With a maximum 56 couples to 95 crew, it’s small, intimate, and every staff member knows your name and preferences from the minute you step aboard. Order a favourite cocktail on the first night and the waiter (any waiter) will ask the next, “Another martini this evening, Ms Halabi?” While the service is impeccable, the food, under executive chef Tomasz Kozlowski, was wonderfully delicious and wine drinkers will love the selection that changes nightly – from Australian to French, South American and Californian, depending on the menu. Dinners, often served under starlight, featured an extensive à la carte menu that varied nightly, including delicacies such as Alaskan crab. An inventive vegan menu catered to a group that’s usually ignored. As we sailed into Greece, Chef Tomasz prepared a special Greek menu – gourmet reinventions of spanakopita and melt-in-the-mouth moussaka, for example – that were a slightly rustic change to our usual fine-dining fare and better than I found later during my two weeks in Greece. Cocktails were served till late and other drinks laid on throughout the day by the pool or on the top sunbathing deck. They’ll even bring you a cocktail to your huge Balinese-style daybed. I only needed to appear at breakfast and a fresh fruit platter of figs, watermelon, papaya, and a fresh omelette was on its way, no order necessary. As a solo passenger I was seated alone or with company, whichever I preferred. One highlight for me, apart from the food and the service, was the night I spent sleeping under the stars in my giant Balinese dream bed. The two sister yachts are owned by Norwegian Astle Brynestad, who started the Seabourn Cruise Line. Brynestad oversees them himself and treats his staff and guests like family. Hence the exclusive club, the high number of return visitors and the happy, smiling staff who are the best advertisement for the brand.
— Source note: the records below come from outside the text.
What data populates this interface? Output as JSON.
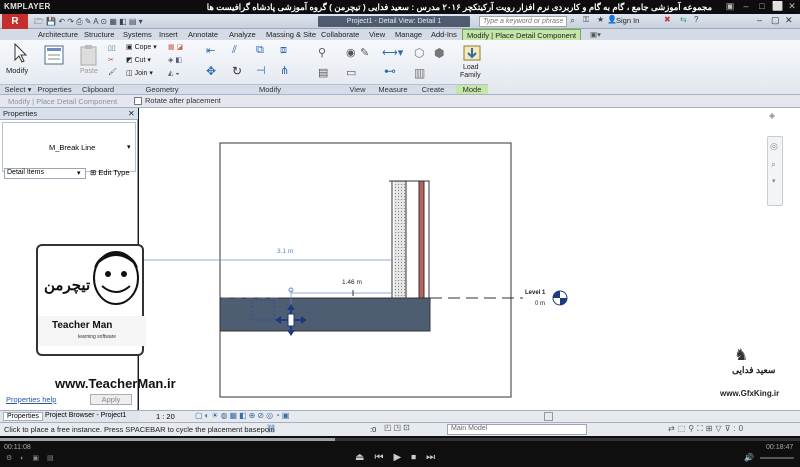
{
  "player": {
    "logo": "KMPLAYER",
    "title": "مجموعه آموزشی جامع ، گام به گام و کاربردی نرم افزار رویت آرکیتکچر ۲۰۱۶  مدرس : سعید فدایی ( تیچرمن ) گروه آموزشی پادشاه گرافیست ها",
    "time_current": "00:11:08",
    "time_total": "00:18:47"
  },
  "revit": {
    "project_title": "Project1 - Detail View: Detail 1",
    "search_placeholder": "Type a keyword or phrase",
    "sign_in": "Sign In",
    "tabs": [
      "Architecture",
      "Structure",
      "Systems",
      "Insert",
      "Annotate",
      "Analyze",
      "Massing & Site",
      "Collaborate",
      "View",
      "Manage",
      "Add-Ins",
      "Modify | Place Detail Component"
    ],
    "panels": [
      "Select ▾",
      "Properties",
      "Clipboard",
      "Geometry",
      "Modify",
      "View",
      "Measure",
      "Create",
      "Mode"
    ],
    "buttons": {
      "modify": "Modify",
      "paste": "Paste",
      "cope": "Cope",
      "cut": "Cut",
      "join": "Join",
      "load_family_1": "Load",
      "load_family_2": "Family"
    },
    "options_bar": {
      "context": "Modify | Place Detail Component",
      "rotate_label": "Rotate after placement"
    },
    "properties": {
      "header": "Properties",
      "type_name": "M_Break Line",
      "filter": "Detail Items",
      "edit_type": "Edit Type",
      "help": "Properties help",
      "apply": "Apply",
      "tab_properties": "Properties",
      "tab_browser": "Project Browser - Project1"
    },
    "drawing": {
      "dim1": "3.1 m",
      "dim2": "1.46 m",
      "level_name": "Level 1",
      "level_value": "0 m"
    },
    "view_scale": "1 : 20",
    "status_text": "Click to place a free instance. Press SPACEBAR to cycle the placement basepoin",
    "status_zero": ":0",
    "main_model": "Main Model"
  },
  "watermark": {
    "site": "www.TeacherMan.ir",
    "brand": "Teacher Man",
    "brand_sub": "learning software",
    "logo_fa": "تیچرمن",
    "gfx_name": "سعید فدایی",
    "gfx_site": "www.GfxKing.ir"
  },
  "colors": {
    "accent": "#c3e7a7",
    "slab": "#4e5d72",
    "brick": "#b5625a"
  }
}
ABOVE: Intimate in scale but with every amenity, Seadream’s twin mega-yachts are big on service but small enough to go where large ships can’t.